> Input
BEGIN

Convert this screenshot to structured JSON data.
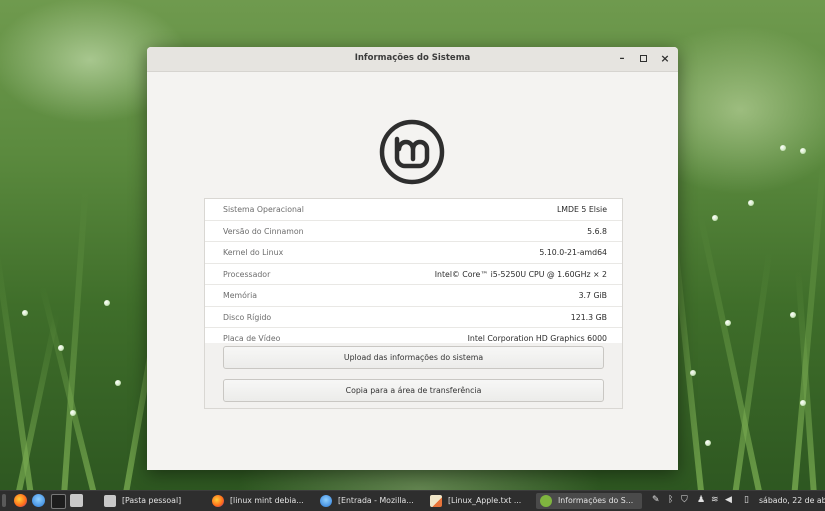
{
  "window": {
    "title": "Informações do Sistema",
    "minimize_glyph": "–",
    "maximize_glyph": "□",
    "close_glyph": "×"
  },
  "info": {
    "rows": [
      {
        "label": "Sistema Operacional",
        "value": "LMDE 5 Elsie"
      },
      {
        "label": "Versão do Cinnamon",
        "value": "5.6.8"
      },
      {
        "label": "Kernel do Linux",
        "value": "5.10.0-21-amd64"
      },
      {
        "label": "Processador",
        "value": "Intel© Core™ i5-5250U CPU @ 1.60GHz × 2"
      },
      {
        "label": "Memória",
        "value": "3.7 GiB"
      },
      {
        "label": "Disco Rígido",
        "value": "121.3 GB"
      },
      {
        "label": "Placa de Vídeo",
        "value": "Intel Corporation HD Graphics 6000"
      }
    ],
    "upload_button": "Upload das informações do sistema",
    "copy_button": "Copia para a área de transferência"
  },
  "taskbar": {
    "tasks": [
      {
        "label": "[Pasta pessoal]",
        "icon": "folder-icon"
      },
      {
        "label": "[linux mint debia...",
        "icon": "firefox-icon"
      },
      {
        "label": "[Entrada - Mozilla...",
        "icon": "thunderbird-icon"
      },
      {
        "label": "[Linux_Apple.txt ...",
        "icon": "text-editor-icon"
      },
      {
        "label": "Informações do S...",
        "icon": "system-info-icon"
      }
    ],
    "clock": "sábado, 22 de ab"
  },
  "colors": {
    "accent_green": "#7fb53f",
    "logo_dark": "#2e2e2e",
    "taskbar_bg": "#2e2e2e"
  }
}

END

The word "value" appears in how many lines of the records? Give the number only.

7